REQUIREMENT:
Every entry below must be retyped exactly, and the pictures must be left out.

PROVIDED RECORDS:
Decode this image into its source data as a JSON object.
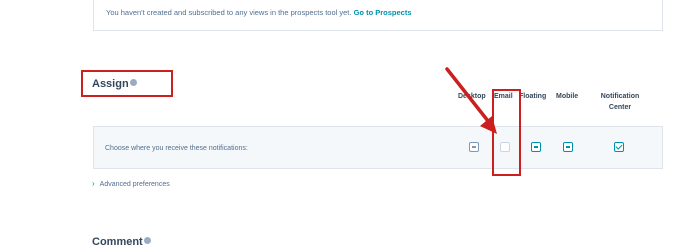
{
  "prospects_notice": {
    "message": "You haven't created and subscribed to any views in the prospects tool yet.",
    "link_label": "Go to Prospects"
  },
  "section": {
    "title": "Assign"
  },
  "columns": {
    "desktop": "Desktop",
    "email": "Email",
    "floating": "Floating",
    "mobile": "Mobile",
    "notification_center_line1": "Notification",
    "notification_center_line2": "Center"
  },
  "row": {
    "label": "Choose where you receive these notifications:",
    "states": {
      "desktop": "indeterminate",
      "email": "unchecked",
      "floating": "indeterminate",
      "mobile": "indeterminate",
      "notification_center": "checked"
    }
  },
  "advanced": {
    "label": "Advanced preferences"
  },
  "next_section": {
    "title": "Comment"
  },
  "colors": {
    "annotation": "#cc1f1f",
    "accent": "#0091ae"
  },
  "annotations": [
    "red-arrow",
    "email-column-highlight",
    "assign-heading-highlight"
  ]
}
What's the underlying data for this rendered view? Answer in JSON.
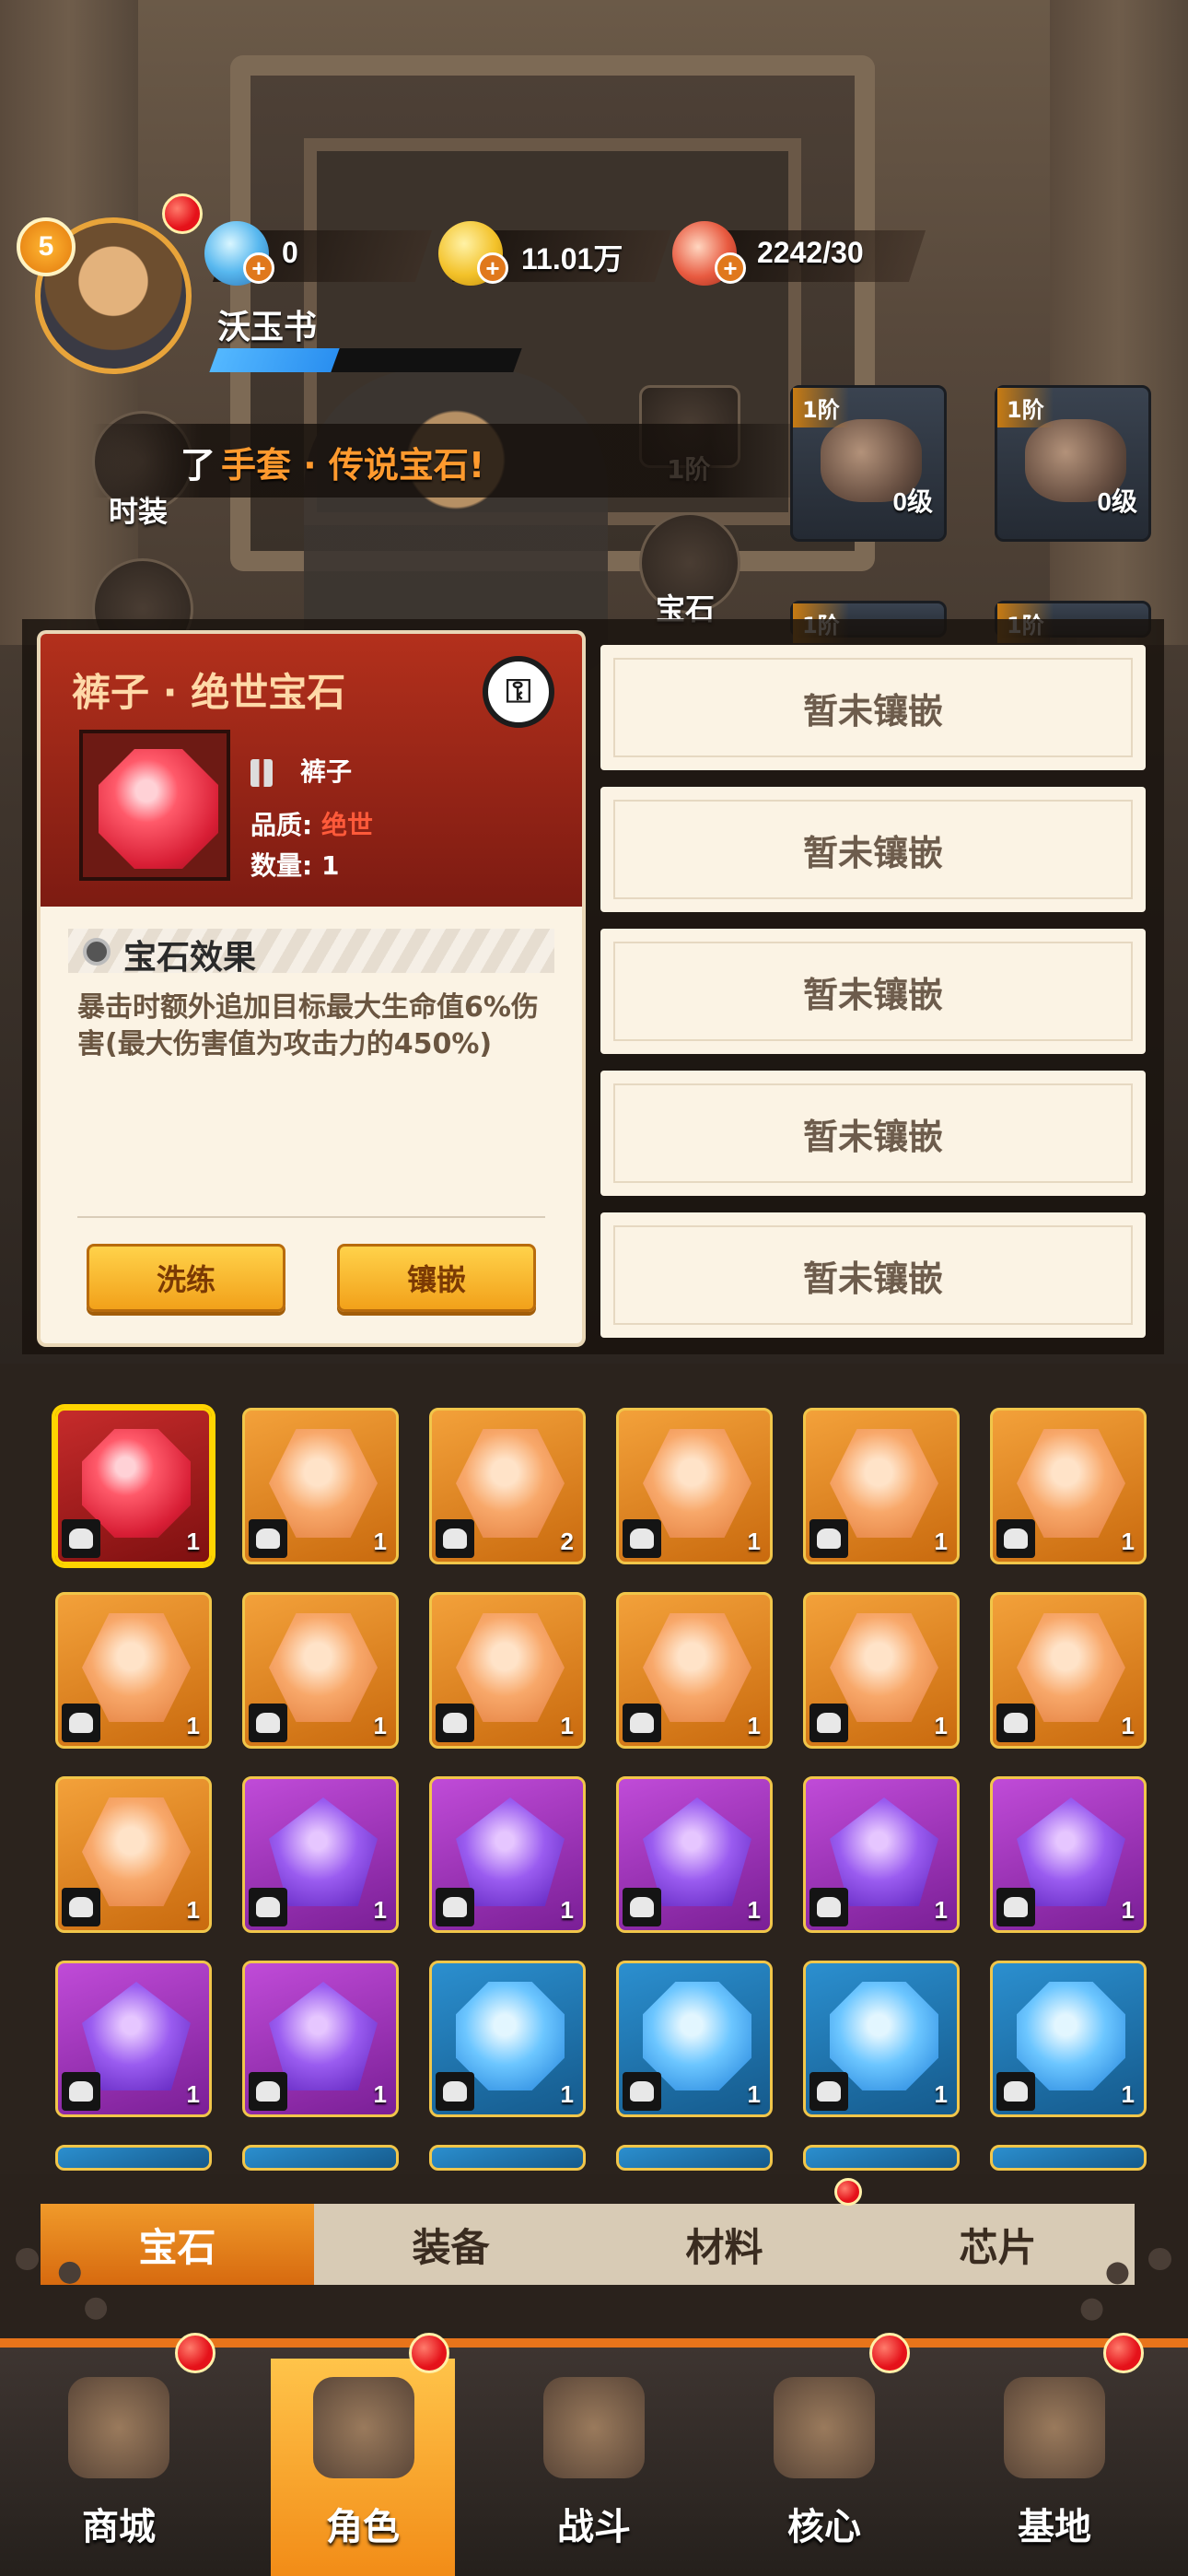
{
  "hud": {
    "level": "5",
    "player_name": "沃玉书",
    "resources": [
      {
        "icon": "diamond-icon",
        "value": "0"
      },
      {
        "icon": "coin-icon",
        "value": "11.01万"
      },
      {
        "icon": "meat-icon",
        "value": "2242/30"
      }
    ]
  },
  "side": {
    "costume_label": "时装",
    "gem_label": "宝石",
    "tier_label": "1阶"
  },
  "ticker": {
    "prefix": "了",
    "text": "手套 · 传说宝石!"
  },
  "equipment": [
    {
      "tier": "1阶",
      "level": "0级"
    },
    {
      "tier": "1阶",
      "level": "0级"
    },
    {
      "tier": "1阶"
    },
    {
      "tier": "1阶"
    }
  ],
  "popup": {
    "title": "裤子 · 绝世宝石",
    "slot_name": "裤子",
    "quality_label": "品质:",
    "quality_value": "绝世",
    "quantity_label": "数量:",
    "quantity_value": "1",
    "effect_title": "宝石效果",
    "effect_text": "暴击时额外追加目标最大生命值6%伤害(最大伤害值为攻击力的450%)",
    "refine_button": "洗练",
    "inlay_button": "镶嵌",
    "empty_slots": [
      "暂未镶嵌",
      "暂未镶嵌",
      "暂未镶嵌",
      "暂未镶嵌",
      "暂未镶嵌"
    ]
  },
  "inventory": [
    {
      "color": "red",
      "part": "pants",
      "count": "1",
      "selected": true
    },
    {
      "color": "orange",
      "part": "helmet",
      "count": "1"
    },
    {
      "color": "orange",
      "part": "helmet",
      "count": "2"
    },
    {
      "color": "orange",
      "part": "armor",
      "count": "1"
    },
    {
      "color": "orange",
      "part": "armor",
      "count": "1"
    },
    {
      "color": "orange",
      "part": "boots",
      "count": "1"
    },
    {
      "color": "orange",
      "part": "boots",
      "count": "1"
    },
    {
      "color": "orange",
      "part": "gloves",
      "count": "1"
    },
    {
      "color": "orange",
      "part": "gloves",
      "count": "1"
    },
    {
      "color": "orange",
      "part": "gloves",
      "count": "1"
    },
    {
      "color": "orange",
      "part": "hand",
      "count": "1"
    },
    {
      "color": "orange",
      "part": "hand",
      "count": "1"
    },
    {
      "color": "orange",
      "part": "hand",
      "count": "1"
    },
    {
      "color": "purple",
      "part": "helmet",
      "count": "1"
    },
    {
      "color": "purple",
      "part": "helmet",
      "count": "1"
    },
    {
      "color": "purple",
      "part": "helmet",
      "count": "1"
    },
    {
      "color": "purple",
      "part": "armor",
      "count": "1"
    },
    {
      "color": "purple",
      "part": "boots",
      "count": "1"
    },
    {
      "color": "purple",
      "part": "gloves",
      "count": "1"
    },
    {
      "color": "purple",
      "part": "pants",
      "count": "1"
    },
    {
      "color": "blue",
      "part": "helmet",
      "count": "1"
    },
    {
      "color": "blue",
      "part": "helmet",
      "count": "1"
    },
    {
      "color": "blue",
      "part": "armor",
      "count": "1"
    },
    {
      "color": "blue",
      "part": "armor",
      "count": "1"
    }
  ],
  "tabs": [
    "宝石",
    "装备",
    "材料",
    "芯片"
  ],
  "nav": [
    "商城",
    "角色",
    "战斗",
    "核心",
    "基地"
  ],
  "colors": {
    "accent": "#e8741a",
    "gem_red": "#d81e35",
    "gem_orange": "#f39a3c",
    "gem_purple": "#7b3ad8",
    "gem_blue": "#2a8ff0"
  }
}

TASK RESPONSE:
Decode this image into its source data as a JSON object.
{
  "prospects_notice": {
    "message": "You haven't created and subscribed to any views in the prospects tool yet.",
    "link_label": "Go to Prospects"
  },
  "section": {
    "title": "Assign"
  },
  "columns": {
    "desktop": "Desktop",
    "email": "Email",
    "floating": "Floating",
    "mobile": "Mobile",
    "notification_center_line1": "Notification",
    "notification_center_line2": "Center"
  },
  "row": {
    "label": "Choose where you receive these notifications:",
    "states": {
      "desktop": "indeterminate",
      "email": "unchecked",
      "floating": "indeterminate",
      "mobile": "indeterminate",
      "notification_center": "checked"
    }
  },
  "advanced": {
    "label": "Advanced preferences"
  },
  "next_section": {
    "title": "Comment"
  },
  "colors": {
    "annotation": "#cc1f1f",
    "accent": "#0091ae"
  },
  "annotations": [
    "red-arrow",
    "email-column-highlight",
    "assign-heading-highlight"
  ]
}
What's the underlying data for this rendered view? Answer in JSON.
{
  "hud": {
    "level": "5",
    "player_name": "沃玉书",
    "resources": [
      {
        "icon": "diamond-icon",
        "value": "0"
      },
      {
        "icon": "coin-icon",
        "value": "11.01万"
      },
      {
        "icon": "meat-icon",
        "value": "2242/30"
      }
    ]
  },
  "side": {
    "costume_label": "时装",
    "gem_label": "宝石",
    "tier_label": "1阶"
  },
  "ticker": {
    "prefix": "了",
    "text": "手套 · 传说宝石!"
  },
  "equipment": [
    {
      "tier": "1阶",
      "level": "0级"
    },
    {
      "tier": "1阶",
      "level": "0级"
    },
    {
      "tier": "1阶"
    },
    {
      "tier": "1阶"
    }
  ],
  "popup": {
    "title": "裤子 · 绝世宝石",
    "slot_name": "裤子",
    "quality_label": "品质:",
    "quality_value": "绝世",
    "quantity_label": "数量:",
    "quantity_value": "1",
    "effect_title": "宝石效果",
    "effect_text": "暴击时额外追加目标最大生命值6%伤害(最大伤害值为攻击力的450%)",
    "refine_button": "洗练",
    "inlay_button": "镶嵌",
    "empty_slots": [
      "暂未镶嵌",
      "暂未镶嵌",
      "暂未镶嵌",
      "暂未镶嵌",
      "暂未镶嵌"
    ]
  },
  "inventory": [
    {
      "color": "red",
      "part": "pants",
      "count": "1",
      "selected": true
    },
    {
      "color": "orange",
      "part": "helmet",
      "count": "1"
    },
    {
      "color": "orange",
      "part": "helmet",
      "count": "2"
    },
    {
      "color": "orange",
      "part": "armor",
      "count": "1"
    },
    {
      "color": "orange",
      "part": "armor",
      "count": "1"
    },
    {
      "color": "orange",
      "part": "boots",
      "count": "1"
    },
    {
      "color": "orange",
      "part": "boots",
      "count": "1"
    },
    {
      "color": "orange",
      "part": "gloves",
      "count": "1"
    },
    {
      "color": "orange",
      "part": "gloves",
      "count": "1"
    },
    {
      "color": "orange",
      "part": "gloves",
      "count": "1"
    },
    {
      "color": "orange",
      "part": "hand",
      "count": "1"
    },
    {
      "color": "orange",
      "part": "hand",
      "count": "1"
    },
    {
      "color": "orange",
      "part": "hand",
      "count": "1"
    },
    {
      "color": "purple",
      "part": "helmet",
      "count": "1"
    },
    {
      "color": "purple",
      "part": "helmet",
      "count": "1"
    },
    {
      "color": "purple",
      "part": "helmet",
      "count": "1"
    },
    {
      "color": "purple",
      "part": "armor",
      "count": "1"
    },
    {
      "color": "purple",
      "part": "boots",
      "count": "1"
    },
    {
      "color": "purple",
      "part": "gloves",
      "count": "1"
    },
    {
      "color": "purple",
      "part": "pants",
      "count": "1"
    },
    {
      "color": "blue",
      "part": "helmet",
      "count": "1"
    },
    {
      "color": "blue",
      "part": "helmet",
      "count": "1"
    },
    {
      "color": "blue",
      "part": "armor",
      "count": "1"
    },
    {
      "color": "blue",
      "part": "armor",
      "count": "1"
    }
  ],
  "tabs": [
    "宝石",
    "装备",
    "材料",
    "芯片"
  ],
  "nav": [
    "商城",
    "角色",
    "战斗",
    "核心",
    "基地"
  ],
  "colors": {
    "accent": "#e8741a",
    "gem_red": "#d81e35",
    "gem_orange": "#f39a3c",
    "gem_purple": "#7b3ad8",
    "gem_blue": "#2a8ff0"
  }
}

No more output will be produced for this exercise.